Just imagine this faith-lust for ‘control’ (the darling focus of Safety) coupled with this new found desire to ‘control’ Psychosocial hazards? Again, with no discussion on a Data Ethics of Power or the unethical abuse of Big Data Sociotechnical Systems (BDSS)?
Just the use of the language of ‘hazards’ with regard to Psychosocial health in itself, poses enormous problems for the use of data and the expected suppression of any confession of abuse in the workplace, especially now as such data then invokes the inclusion in the Regulator in reporting!
So, we already have the AIHS and others focusing on the nonsense language of ‘futureproofing’ (https://www.aihs.org.au/events/nsw-safefest-future-proofing-our-profession; https://www.linkedin.com/pulse/future-proofing-safety-health-phil-walton) complete with the pooling of ignorance by amateurs projecting about professionalism. Keen ((2008) tells us all about this in The Cult of The Amateur. And one can be sure that the words ‘surveillance’ and ‘ethics’ are nowhere to be found.

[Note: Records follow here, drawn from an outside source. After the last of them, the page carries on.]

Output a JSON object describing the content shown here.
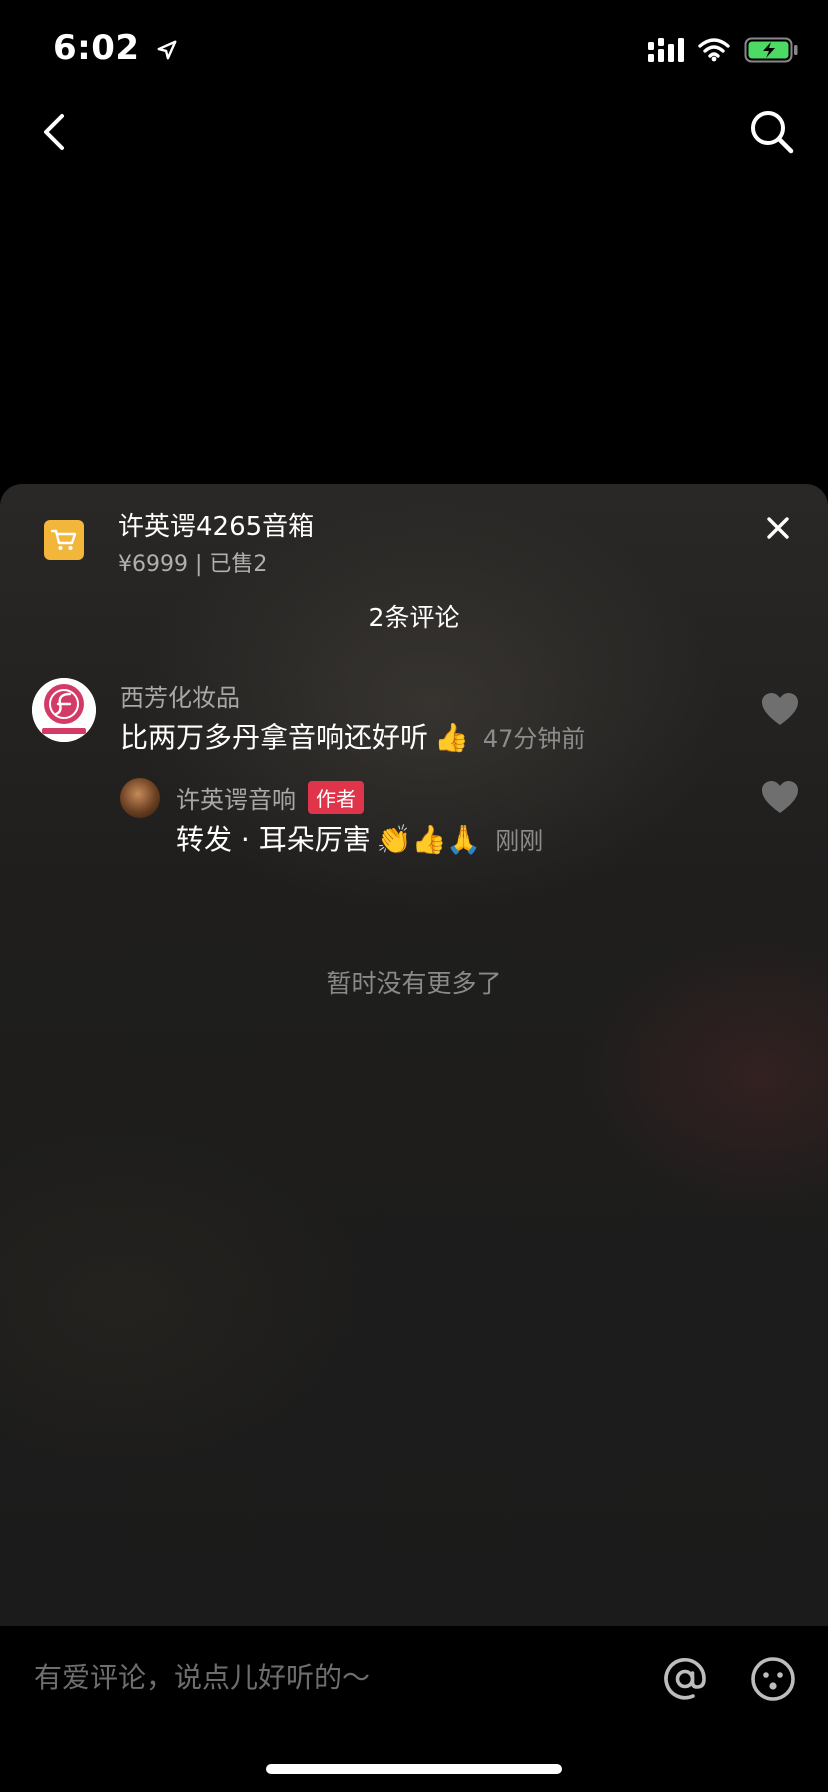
{
  "status_bar": {
    "time": "6:02"
  },
  "product": {
    "title": "许英谔4265音箱",
    "meta": "¥6999 | 已售2"
  },
  "comments_header": "2条评论",
  "comments": [
    {
      "user": "西芳化妆品",
      "text": "比两万多丹拿音响还好听",
      "emoji": "👍",
      "time": "47分钟前"
    },
    {
      "user": "许英谔音响",
      "badge": "作者",
      "text": "转发 · 耳朵厉害",
      "emoji": "👏👍🙏",
      "time": "刚刚"
    }
  ],
  "no_more_text": "暂时没有更多了",
  "input": {
    "placeholder": "有爱评论，说点儿好听的～"
  },
  "colors": {
    "author_badge": "#e0344a",
    "cart_badge": "#f2b63a",
    "battery_green": "#4cd964"
  },
  "icons": [
    "location-arrow-icon",
    "signal-icon",
    "wifi-icon",
    "battery-icon",
    "back-chevron-icon",
    "search-icon",
    "cart-icon",
    "close-icon",
    "heart-icon",
    "at-icon",
    "emoji-icon"
  ]
}
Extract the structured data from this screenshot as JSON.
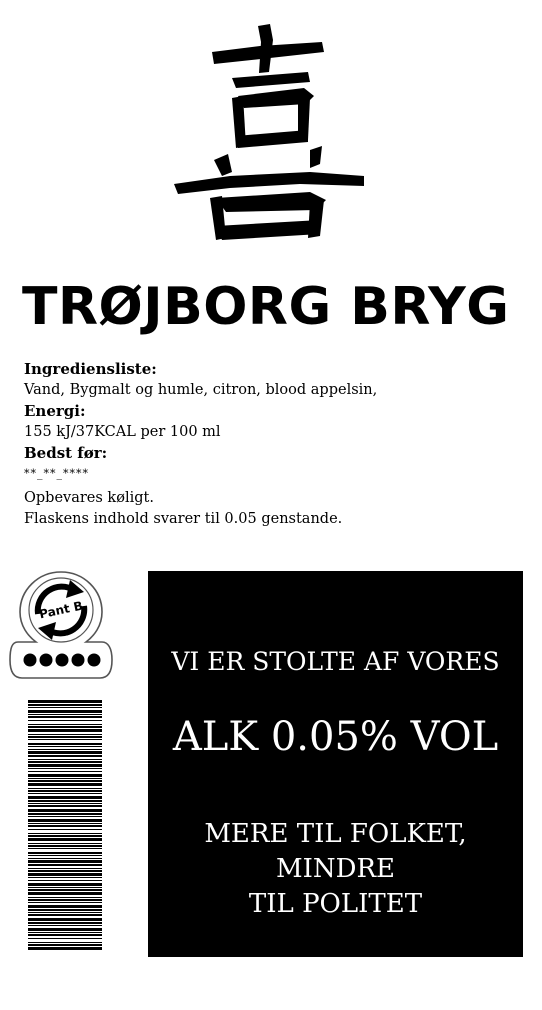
{
  "logo": {
    "icon": "kanji-logo-icon"
  },
  "brand": {
    "name": "TRØJBORG BRYG"
  },
  "info": {
    "ingredients_heading": "Ingrediensliste:",
    "ingredients": "Vand, Bygmalt og humle, citron, blood appelsin,",
    "energy_heading": "Energi:",
    "energy": "155 kJ/37KCAL per 100 ml",
    "best_before_heading": "Bedst før:",
    "best_before": "**_**_****",
    "storage": "Opbevares køligt.",
    "contents": "Flaskens indhold svarer til 0.05 genstande."
  },
  "pant": {
    "label": "Pant B",
    "icon": "recycle-deposit-icon"
  },
  "barcode": {
    "icon": "barcode-icon"
  },
  "panel": {
    "line1": "VI ER STOLTE AF VORES",
    "line2": "ALK 0.05% VOL",
    "line3": "MERE TIL FOLKET, MINDRE\nTIL POLITET"
  },
  "colors": {
    "background": "#ffffff",
    "ink": "#000000",
    "panel_text": "#ffffff"
  }
}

Without an Ethic of Risk safety will never be professional. Without an Ethic of Personhood, Safety will never stop its dehumanisation of persons in the name of safety, zero and ‘duty of care’.
Just imagine the noise of all these meaningless ‘speak up’ campaigns (https://www.safework.nsw.gov.au/search?query=Speak+Up) when workers become informed that any Psychosocial information they give, becomes a registered ’hazard’? Just imagine linking the ‘Speak Up app’ to the Psychosocial hazards register with no ethic to guide what happens next? Just imagine what happens to the data without a Data Ethic of Power?
Without a Data Ethics of Power one can be sure that the new venture by Safety into Psychosocial ‘hazards’ will create a new data nightmare (https://safetyrisk.net/welcome-to-the-nightmare-safety-creates-its-own-minefield-as-usual/).
Of course, it doesn’t have to be this way. In SPoR the study of Ethics is foundational to the enactment of risk. Indeed, the workshop on an Ethic of Risk is currently being conducted for free and is over subscribed (https://safetyrisk.net/free-online-workshops/). One can find more on the Workshop here: https://cllr.com.au/product/an-ethic-of-risk-unit-17/
The workshop enables a positive, practical and comprehensive approach to risk as if persons and ethics matter.